(Records excerpted from a collection)
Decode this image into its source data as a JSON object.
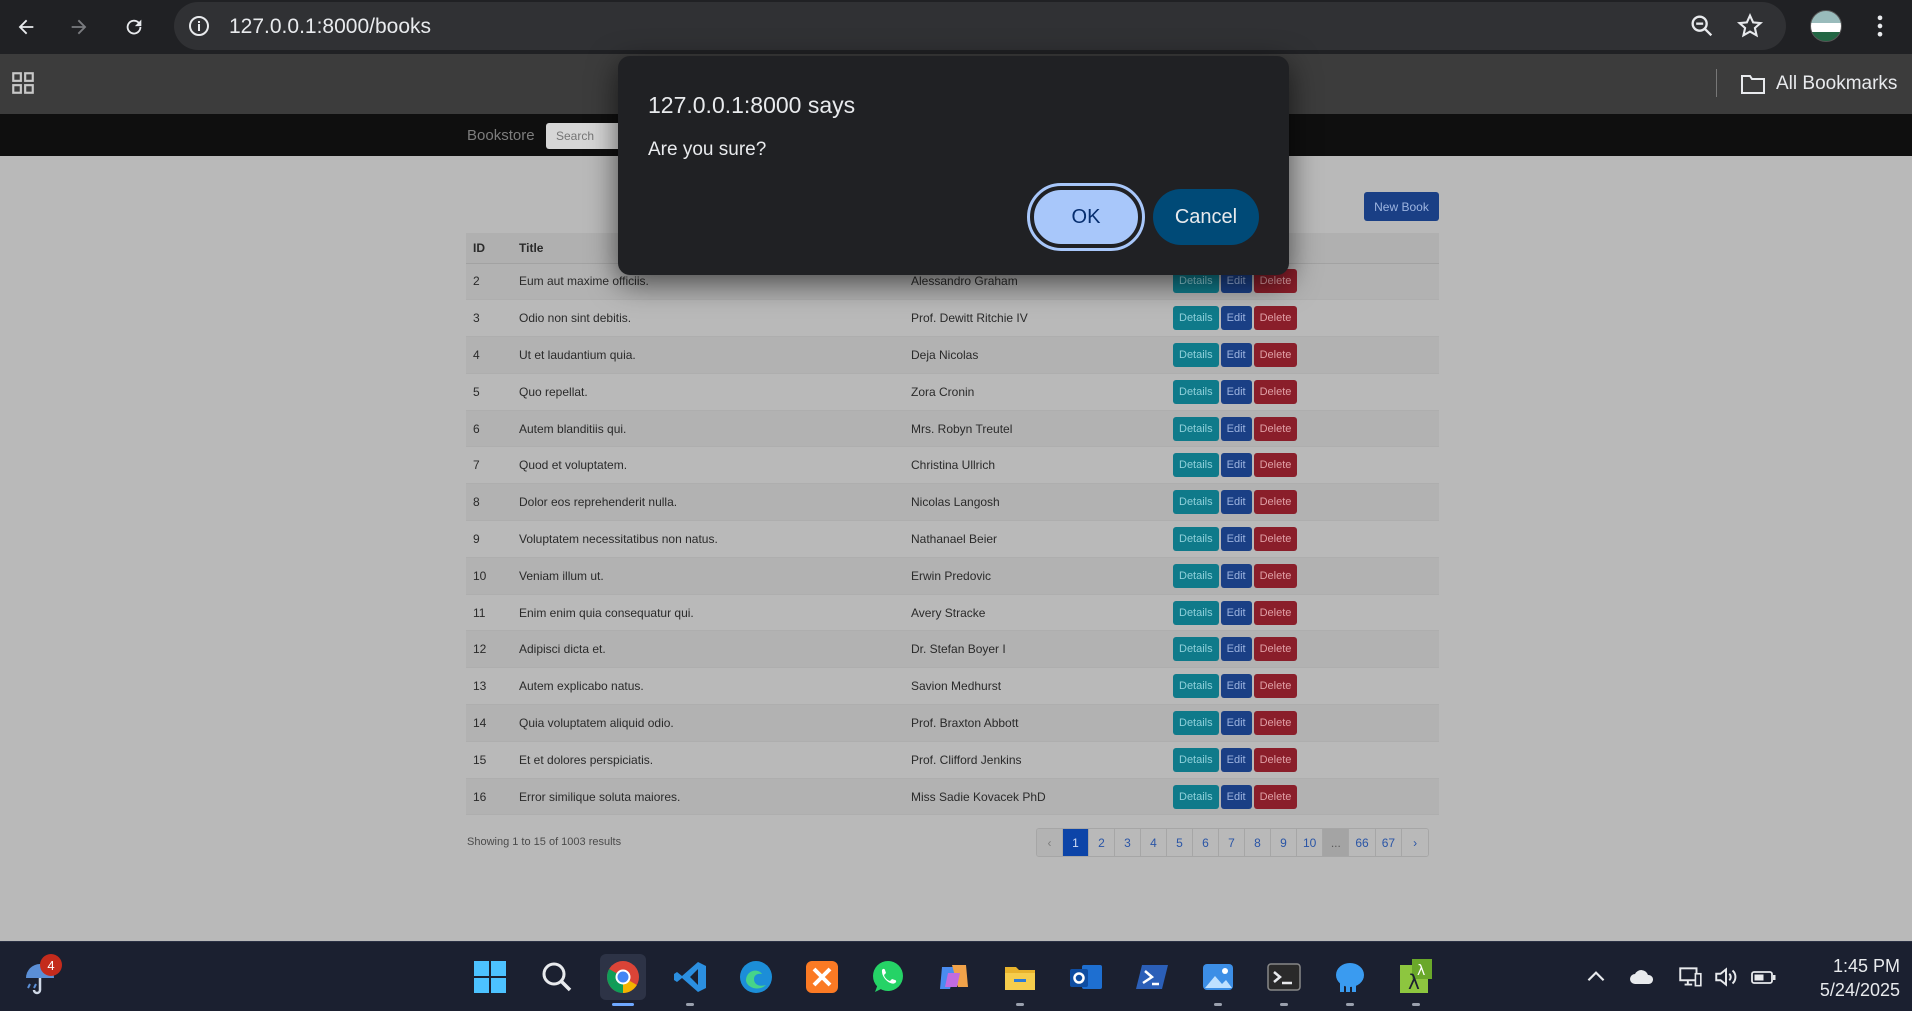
{
  "browser": {
    "url": "127.0.0.1:8000/books",
    "bookmarks_label": "All Bookmarks"
  },
  "site": {
    "brand": "Bookstore",
    "search_placeholder": "Search",
    "new_book_label": "New Book"
  },
  "table": {
    "headers": {
      "id": "ID",
      "title": "Title"
    },
    "actions": {
      "details": "Details",
      "edit": "Edit",
      "delete": "Delete"
    },
    "rows": [
      {
        "id": "2",
        "title": "Eum aut maxime officiis.",
        "author": "Alessandro Graham"
      },
      {
        "id": "3",
        "title": "Odio non sint debitis.",
        "author": "Prof. Dewitt Ritchie IV"
      },
      {
        "id": "4",
        "title": "Ut et laudantium quia.",
        "author": "Deja Nicolas"
      },
      {
        "id": "5",
        "title": "Quo repellat.",
        "author": "Zora Cronin"
      },
      {
        "id": "6",
        "title": "Autem blanditiis qui.",
        "author": "Mrs. Robyn Treutel"
      },
      {
        "id": "7",
        "title": "Quod et voluptatem.",
        "author": "Christina Ullrich"
      },
      {
        "id": "8",
        "title": "Dolor eos reprehenderit nulla.",
        "author": "Nicolas Langosh"
      },
      {
        "id": "9",
        "title": "Voluptatem necessitatibus non natus.",
        "author": "Nathanael Beier"
      },
      {
        "id": "10",
        "title": "Veniam illum ut.",
        "author": "Erwin Predovic"
      },
      {
        "id": "11",
        "title": "Enim enim quia consequatur qui.",
        "author": "Avery Stracke"
      },
      {
        "id": "12",
        "title": "Adipisci dicta et.",
        "author": "Dr. Stefan Boyer I"
      },
      {
        "id": "13",
        "title": "Autem explicabo natus.",
        "author": "Savion Medhurst"
      },
      {
        "id": "14",
        "title": "Quia voluptatem aliquid odio.",
        "author": "Prof. Braxton Abbott"
      },
      {
        "id": "15",
        "title": "Et et dolores perspiciatis.",
        "author": "Prof. Clifford Jenkins"
      },
      {
        "id": "16",
        "title": "Error similique soluta maiores.",
        "author": "Miss Sadie Kovacek PhD"
      }
    ]
  },
  "footer": {
    "showing_text": "Showing 1 to 15 of 1003 results",
    "pages": [
      "‹",
      "1",
      "2",
      "3",
      "4",
      "5",
      "6",
      "7",
      "8",
      "9",
      "10",
      "...",
      "66",
      "67",
      "›"
    ],
    "active_page": "1"
  },
  "dialog": {
    "title": "127.0.0.1:8000 says",
    "message": "Are you sure?",
    "ok_label": "OK",
    "cancel_label": "Cancel"
  },
  "taskbar": {
    "weather_badge": "4",
    "time": "1:45 PM",
    "date": "5/24/2025"
  },
  "colors": {
    "dialog_bg": "#202124",
    "ok_button": "#a8c7fa",
    "cancel_button": "#004a77",
    "details_button": "#0f7a8a",
    "edit_button": "#1a3f85",
    "delete_button": "#8a1e2a"
  }
}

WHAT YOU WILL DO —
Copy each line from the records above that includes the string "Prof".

WORKED SOLUTION —
        "author": "Prof. Dewitt Ritchie IV"
        "author": "Prof. Braxton Abbott"
        "author": "Prof. Clifford Jenkins"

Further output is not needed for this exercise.